Your business is growing nicely—and that’s great. It’s a local service or product business and international expansion is not really possible. So language or culture, spoken or written, is not really a barrier for you. Well I’m sorry to disturb the peace but do you know how many people in your area speak a language different from your own? And I don’t mean a casual language practice for homework help. It might be time to think about local business localization.
In our cheerfully diverse home of Vancouver, the picture is complex; in Canada you might expect to need French, but what about immigrant populations? The 2011 census (CBC News) reported 712,000 people speaking an immigrant language most often at home and 369,350 people who only speak something other than French or English at home. So that’s 31% speaking mostly a foreign language, and 16% who communicate exclusively in a foreign language at home in Vancouver, Canada.
So what does this data mean for local business localization?
To hedge my bet, I’ll go with the smallest data group. Let’s say that the 15% who speak English and another language at home are perfectly fine with just speaking English. They may be second generation and without any real preference, or just people who have been exposed to both languages for so long that it doesn’t really matter. That leaves us with 16% who only speak a language other than English and French at home. To make a simple comparison, if you were to localize into Korean in order to expand your N.American business to Korea, you would be targeting a 14% increase in your potential reach (comparing the populations) which is pretty close to the same percentage.
I’m not convinced. They live in an English speaking country and I’d expect them to speak an official language.
That may be a valid point. But only if you are the government. You could say that if someone wants your service, he or she needs to communicate with you in one of the official languages, and you could get away with that, as a public official.
For a private business, however, the picture is different. If you are a counseling company with Chinese staff on board, how will I find you if you don’t have a Chinese website? If your branch doesn’t employ Punjabi speaking staff, I’ll go to another bank that can address me in a language I feel comfortable with. Remember, it’s not about communicating a few words, it’s about feeling at ease. Being able to express one’s self fully is a big part of that. If I don’t feel comfortable in English, I won’t be able to express my needs properly. If I can’t express my needs properly, you won’t be able to fulfill them even if you have the ability.
So I should go ahead and translate my website to Punjabi, Chinese, and everything else?
No, actually. Don’t just jump in without thinking. This is not about translation, it is about fulfilling a need. Start by looking at your staff. If 31% of the people in Vancouver speak more than English and French, it’s likely you have a few bilingual staff members in your Vancouver office.
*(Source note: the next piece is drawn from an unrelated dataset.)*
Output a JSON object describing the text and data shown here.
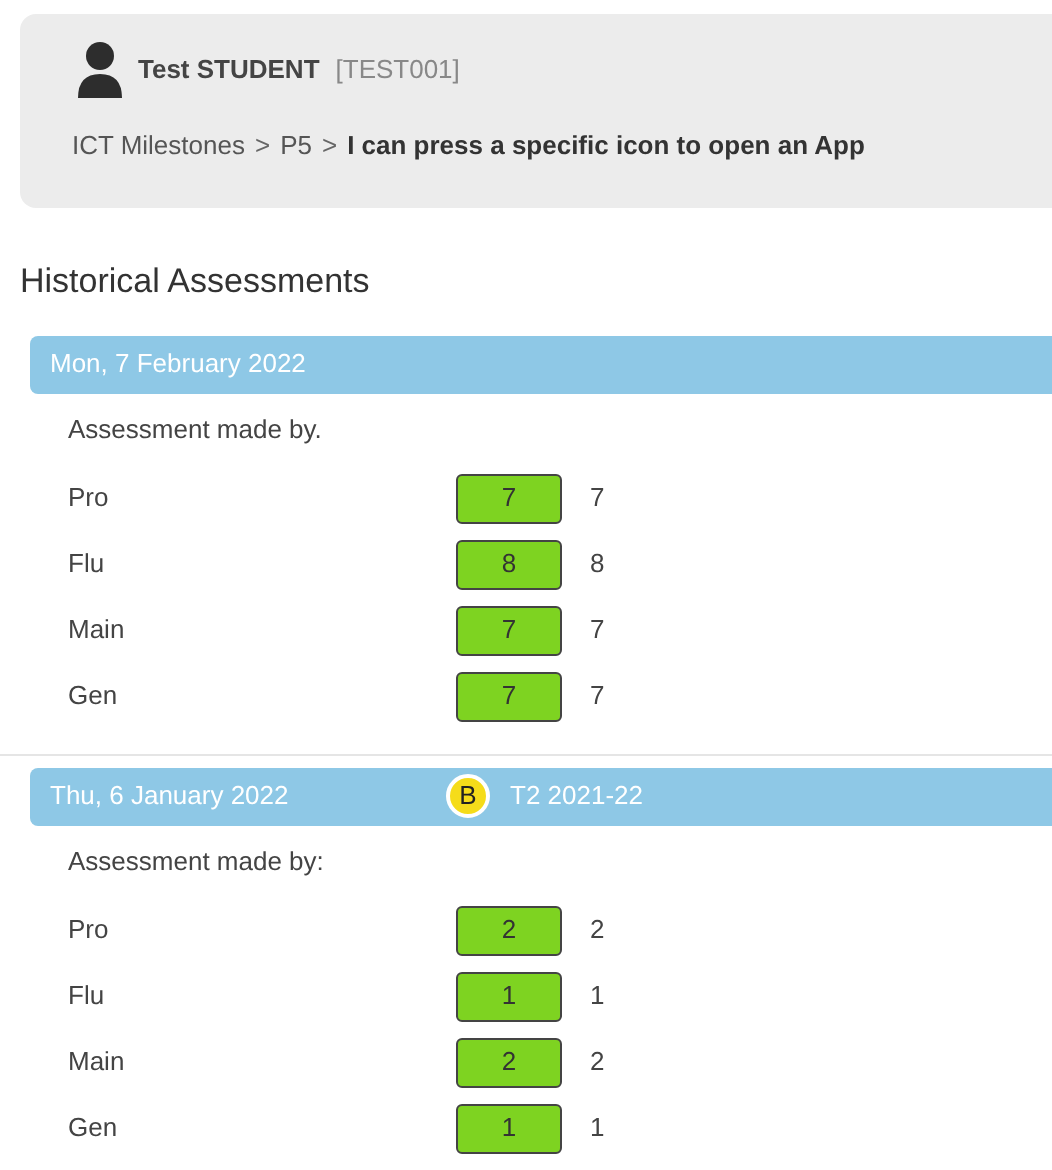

See how you can utilize their language skills in your day to day activities. See a light? Now examine the potential market. Can you sharpen your skills to target this audience? Then start forming a plan. How can I make my business more visible to these people? Should I translate my website? Should I get a booth at the Chinese festival? Sponsor an Immigration Society Services program? Hold an info night in Tagalog?
Remember, if you’re a local business in Vancouver and address your audience in English only, you’re missing at least 14% of your potential business. In almost any market, a little bit of investment in your multilingual strategy can take you a long way.